# Directions
Nothing in the entries should change; repeat them exactly.

Data items:
---

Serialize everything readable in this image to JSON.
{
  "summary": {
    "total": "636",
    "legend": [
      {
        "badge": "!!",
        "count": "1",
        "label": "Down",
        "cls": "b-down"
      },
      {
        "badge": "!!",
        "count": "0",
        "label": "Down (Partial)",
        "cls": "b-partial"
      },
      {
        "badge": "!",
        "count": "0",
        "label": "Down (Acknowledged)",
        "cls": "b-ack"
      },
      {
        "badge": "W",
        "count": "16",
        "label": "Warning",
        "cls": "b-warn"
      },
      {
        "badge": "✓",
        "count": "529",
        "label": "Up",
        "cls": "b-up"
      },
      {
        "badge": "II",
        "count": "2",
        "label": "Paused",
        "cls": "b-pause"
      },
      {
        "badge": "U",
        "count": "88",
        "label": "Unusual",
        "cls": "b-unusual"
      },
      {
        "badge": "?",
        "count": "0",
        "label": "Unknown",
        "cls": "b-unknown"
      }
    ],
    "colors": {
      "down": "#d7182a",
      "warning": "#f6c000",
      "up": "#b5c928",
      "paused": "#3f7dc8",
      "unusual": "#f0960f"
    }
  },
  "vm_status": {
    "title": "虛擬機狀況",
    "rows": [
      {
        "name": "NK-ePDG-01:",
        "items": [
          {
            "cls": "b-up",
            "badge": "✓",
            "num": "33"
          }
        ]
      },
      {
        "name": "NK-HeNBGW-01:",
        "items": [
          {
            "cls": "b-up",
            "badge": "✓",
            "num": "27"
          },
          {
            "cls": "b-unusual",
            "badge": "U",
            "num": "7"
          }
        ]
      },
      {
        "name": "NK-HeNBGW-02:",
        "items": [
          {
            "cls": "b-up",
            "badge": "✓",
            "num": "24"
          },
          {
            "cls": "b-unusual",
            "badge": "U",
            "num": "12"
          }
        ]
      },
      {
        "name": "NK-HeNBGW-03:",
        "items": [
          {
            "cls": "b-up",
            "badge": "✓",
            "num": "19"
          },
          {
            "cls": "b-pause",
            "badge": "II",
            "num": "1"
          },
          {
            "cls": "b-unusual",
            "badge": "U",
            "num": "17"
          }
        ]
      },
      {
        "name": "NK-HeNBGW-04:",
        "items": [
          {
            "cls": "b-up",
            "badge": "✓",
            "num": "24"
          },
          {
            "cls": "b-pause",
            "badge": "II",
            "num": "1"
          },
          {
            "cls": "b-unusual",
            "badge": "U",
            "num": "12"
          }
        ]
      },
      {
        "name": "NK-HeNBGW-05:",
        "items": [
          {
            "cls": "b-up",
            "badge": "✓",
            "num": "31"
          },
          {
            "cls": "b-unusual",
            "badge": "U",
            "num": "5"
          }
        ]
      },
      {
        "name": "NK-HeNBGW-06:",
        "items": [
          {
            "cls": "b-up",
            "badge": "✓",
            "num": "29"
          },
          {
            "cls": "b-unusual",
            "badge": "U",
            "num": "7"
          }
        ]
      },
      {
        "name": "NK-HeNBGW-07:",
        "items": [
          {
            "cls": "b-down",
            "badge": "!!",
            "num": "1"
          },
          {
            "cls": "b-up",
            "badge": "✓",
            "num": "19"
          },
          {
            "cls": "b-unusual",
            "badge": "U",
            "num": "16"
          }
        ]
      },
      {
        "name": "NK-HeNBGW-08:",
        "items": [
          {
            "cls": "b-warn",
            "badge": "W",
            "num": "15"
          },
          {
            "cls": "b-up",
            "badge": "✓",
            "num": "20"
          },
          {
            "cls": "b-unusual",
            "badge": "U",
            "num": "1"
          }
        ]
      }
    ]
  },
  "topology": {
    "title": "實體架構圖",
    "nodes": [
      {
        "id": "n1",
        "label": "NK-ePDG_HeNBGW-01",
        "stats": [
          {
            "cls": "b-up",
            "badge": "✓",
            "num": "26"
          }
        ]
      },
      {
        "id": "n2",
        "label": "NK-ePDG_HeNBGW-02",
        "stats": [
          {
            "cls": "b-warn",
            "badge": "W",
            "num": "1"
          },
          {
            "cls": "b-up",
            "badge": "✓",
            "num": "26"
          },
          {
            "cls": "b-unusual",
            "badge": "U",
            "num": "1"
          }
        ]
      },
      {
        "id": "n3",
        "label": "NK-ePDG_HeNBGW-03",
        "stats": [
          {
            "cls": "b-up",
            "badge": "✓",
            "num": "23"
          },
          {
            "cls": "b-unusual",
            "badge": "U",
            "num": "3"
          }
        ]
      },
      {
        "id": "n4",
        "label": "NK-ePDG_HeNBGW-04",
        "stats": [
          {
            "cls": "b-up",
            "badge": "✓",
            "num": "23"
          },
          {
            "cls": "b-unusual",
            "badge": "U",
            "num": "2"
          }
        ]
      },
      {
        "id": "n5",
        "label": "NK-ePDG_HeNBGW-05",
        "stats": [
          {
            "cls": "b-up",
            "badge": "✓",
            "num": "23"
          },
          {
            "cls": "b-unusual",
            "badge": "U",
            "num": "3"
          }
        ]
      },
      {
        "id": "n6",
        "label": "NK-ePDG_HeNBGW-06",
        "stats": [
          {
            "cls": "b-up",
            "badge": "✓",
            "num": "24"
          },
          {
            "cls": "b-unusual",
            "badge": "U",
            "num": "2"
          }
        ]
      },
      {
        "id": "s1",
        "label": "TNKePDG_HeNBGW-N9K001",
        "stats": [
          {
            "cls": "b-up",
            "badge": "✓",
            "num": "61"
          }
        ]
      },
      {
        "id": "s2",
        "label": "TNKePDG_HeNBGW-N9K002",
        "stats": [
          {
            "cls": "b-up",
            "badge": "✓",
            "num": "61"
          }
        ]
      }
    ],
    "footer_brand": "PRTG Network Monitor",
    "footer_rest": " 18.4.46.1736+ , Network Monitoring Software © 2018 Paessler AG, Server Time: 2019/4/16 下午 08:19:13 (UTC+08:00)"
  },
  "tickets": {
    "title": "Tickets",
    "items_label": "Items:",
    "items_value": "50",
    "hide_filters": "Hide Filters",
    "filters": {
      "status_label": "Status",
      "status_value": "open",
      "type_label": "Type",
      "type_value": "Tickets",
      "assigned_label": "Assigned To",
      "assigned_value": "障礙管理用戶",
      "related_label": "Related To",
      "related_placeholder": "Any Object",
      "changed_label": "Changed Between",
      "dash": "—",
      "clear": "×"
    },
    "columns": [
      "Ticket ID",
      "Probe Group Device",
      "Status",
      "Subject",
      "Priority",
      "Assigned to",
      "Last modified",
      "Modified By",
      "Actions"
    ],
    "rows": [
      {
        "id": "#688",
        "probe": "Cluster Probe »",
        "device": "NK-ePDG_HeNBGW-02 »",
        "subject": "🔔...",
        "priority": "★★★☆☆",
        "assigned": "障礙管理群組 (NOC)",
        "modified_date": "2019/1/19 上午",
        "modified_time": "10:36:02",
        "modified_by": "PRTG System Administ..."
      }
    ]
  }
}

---

# Reply
Serialize everything readable in this image to JSON.
{
  "summary": {
    "total": "636",
    "legend": [
      {
        "badge": "!!",
        "count": "1",
        "label": "Down",
        "cls": "b-down"
      },
      {
        "badge": "!!",
        "count": "0",
        "label": "Down (Partial)",
        "cls": "b-partial"
      },
      {
        "badge": "!",
        "count": "0",
        "label": "Down (Acknowledged)",
        "cls": "b-ack"
      },
      {
        "badge": "W",
        "count": "16",
        "label": "Warning",
        "cls": "b-warn"
      },
      {
        "badge": "✓",
        "count": "529",
        "label": "Up",
        "cls": "b-up"
      },
      {
        "badge": "II",
        "count": "2",
        "label": "Paused",
        "cls": "b-pause"
      },
      {
        "badge": "U",
        "count": "88",
        "label": "Unusual",
        "cls": "b-unusual"
      },
      {
        "badge": "?",
        "count": "0",
        "label": "Unknown",
        "cls": "b-unknown"
      }
    ],
    "colors": {
      "down": "#d7182a",
      "warning": "#f6c000",
      "up": "#b5c928",
      "paused": "#3f7dc8",
      "unusual": "#f0960f"
    }
  },
  "vm_status": {
    "title": "虛擬機狀況",
    "rows": [
      {
        "name": "NK-ePDG-01:",
        "items": [
          {
            "cls": "b-up",
            "badge": "✓",
            "num": "33"
          }
        ]
      },
      {
        "name": "NK-HeNBGW-01:",
        "items": [
          {
            "cls": "b-up",
            "badge": "✓",
            "num": "27"
          },
          {
            "cls": "b-unusual",
            "badge": "U",
            "num": "7"
          }
        ]
      },
      {
        "name": "NK-HeNBGW-02:",
        "items": [
          {
            "cls": "b-up",
            "badge": "✓",
            "num": "24"
          },
          {
            "cls": "b-unusual",
            "badge": "U",
            "num": "12"
          }
        ]
      },
      {
        "name": "NK-HeNBGW-03:",
        "items": [
          {
            "cls": "b-up",
            "badge": "✓",
            "num": "19"
          },
          {
            "cls": "b-pause",
            "badge": "II",
            "num": "1"
          },
          {
            "cls": "b-unusual",
            "badge": "U",
            "num": "17"
          }
        ]
      },
      {
        "name": "NK-HeNBGW-04:",
        "items": [
          {
            "cls": "b-up",
            "badge": "✓",
            "num": "24"
          },
          {
            "cls": "b-pause",
            "badge": "II",
            "num": "1"
          },
          {
            "cls": "b-unusual",
            "badge": "U",
            "num": "12"
          }
        ]
      },
      {
        "name": "NK-HeNBGW-05:",
        "items": [
          {
            "cls": "b-up",
            "badge": "✓",
            "num": "31"
          },
          {
            "cls": "b-unusual",
            "badge": "U",
            "num": "5"
          }
        ]
      },
      {
        "name": "NK-HeNBGW-06:",
        "items": [
          {
            "cls": "b-up",
            "badge": "✓",
            "num": "29"
          },
          {
            "cls": "b-unusual",
            "badge": "U",
            "num": "7"
          }
        ]
      },
      {
        "name": "NK-HeNBGW-07:",
        "items": [
          {
            "cls": "b-down",
            "badge": "!!",
            "num": "1"
          },
          {
            "cls": "b-up",
            "badge": "✓",
            "num": "19"
          },
          {
            "cls": "b-unusual",
            "badge": "U",
            "num": "16"
          }
        ]
      },
      {
        "name": "NK-HeNBGW-08:",
        "items": [
          {
            "cls": "b-warn",
            "badge": "W",
            "num": "15"
          },
          {
            "cls": "b-up",
            "badge": "✓",
            "num": "20"
          },
          {
            "cls": "b-unusual",
            "badge": "U",
            "num": "1"
          }
        ]
      }
    ]
  },
  "topology": {
    "title": "實體架構圖",
    "nodes": [
      {
        "id": "n1",
        "label": "NK-ePDG_HeNBGW-01",
        "stats": [
          {
            "cls": "b-up",
            "badge": "✓",
            "num": "26"
          }
        ]
      },
      {
        "id": "n2",
        "label": "NK-ePDG_HeNBGW-02",
        "stats": [
          {
            "cls": "b-warn",
            "badge": "W",
            "num": "1"
          },
          {
            "cls": "b-up",
            "badge": "✓",
            "num": "26"
          },
          {
            "cls": "b-unusual",
            "badge": "U",
            "num": "1"
          }
        ]
      },
      {
        "id": "n3",
        "label": "NK-ePDG_HeNBGW-03",
        "stats": [
          {
            "cls": "b-up",
            "badge": "✓",
            "num": "23"
          },
          {
            "cls": "b-unusual",
            "badge": "U",
            "num": "3"
          }
        ]
      },
      {
        "id": "n4",
        "label": "NK-ePDG_HeNBGW-04",
        "stats": [
          {
            "cls": "b-up",
            "badge": "✓",
            "num": "23"
          },
          {
            "cls": "b-unusual",
            "badge": "U",
            "num": "2"
          }
        ]
      },
      {
        "id": "n5",
        "label": "NK-ePDG_HeNBGW-05",
        "stats": [
          {
            "cls": "b-up",
            "badge": "✓",
            "num": "23"
          },
          {
            "cls": "b-unusual",
            "badge": "U",
            "num": "3"
          }
        ]
      },
      {
        "id": "n6",
        "label": "NK-ePDG_HeNBGW-06",
        "stats": [
          {
            "cls": "b-up",
            "badge": "✓",
            "num": "24"
          },
          {
            "cls": "b-unusual",
            "badge": "U",
            "num": "2"
          }
        ]
      },
      {
        "id": "s1",
        "label": "TNKePDG_HeNBGW-N9K001",
        "stats": [
          {
            "cls": "b-up",
            "badge": "✓",
            "num": "61"
          }
        ]
      },
      {
        "id": "s2",
        "label": "TNKePDG_HeNBGW-N9K002",
        "stats": [
          {
            "cls": "b-up",
            "badge": "✓",
            "num": "61"
          }
        ]
      }
    ],
    "footer_brand": "PRTG Network Monitor",
    "footer_rest": " 18.4.46.1736+ , Network Monitoring Software © 2018 Paessler AG, Server Time: 2019/4/16 下午 08:19:13 (UTC+08:00)"
  },
  "tickets": {
    "title": "Tickets",
    "items_label": "Items:",
    "items_value": "50",
    "hide_filters": "Hide Filters",
    "filters": {
      "status_label": "Status",
      "status_value": "open",
      "type_label": "Type",
      "type_value": "Tickets",
      "assigned_label": "Assigned To",
      "assigned_value": "障礙管理用戶",
      "related_label": "Related To",
      "related_placeholder": "Any Object",
      "changed_label": "Changed Between",
      "dash": "—",
      "clear": "×"
    },
    "columns": [
      "Ticket ID",
      "Probe Group Device",
      "Status",
      "Subject",
      "Priority",
      "Assigned to",
      "Last modified",
      "Modified By",
      "Actions"
    ],
    "rows": [
      {
        "id": "#688",
        "probe": "Cluster Probe »",
        "device": "NK-ePDG_HeNBGW-02 »",
        "subject": "🔔...",
        "priority": "★★★☆☆",
        "assigned": "障礙管理群組 (NOC)",
        "modified_date": "2019/1/19 上午",
        "modified_time": "10:36:02",
        "modified_by": "PRTG System Administ..."
      }
    ]
  }
}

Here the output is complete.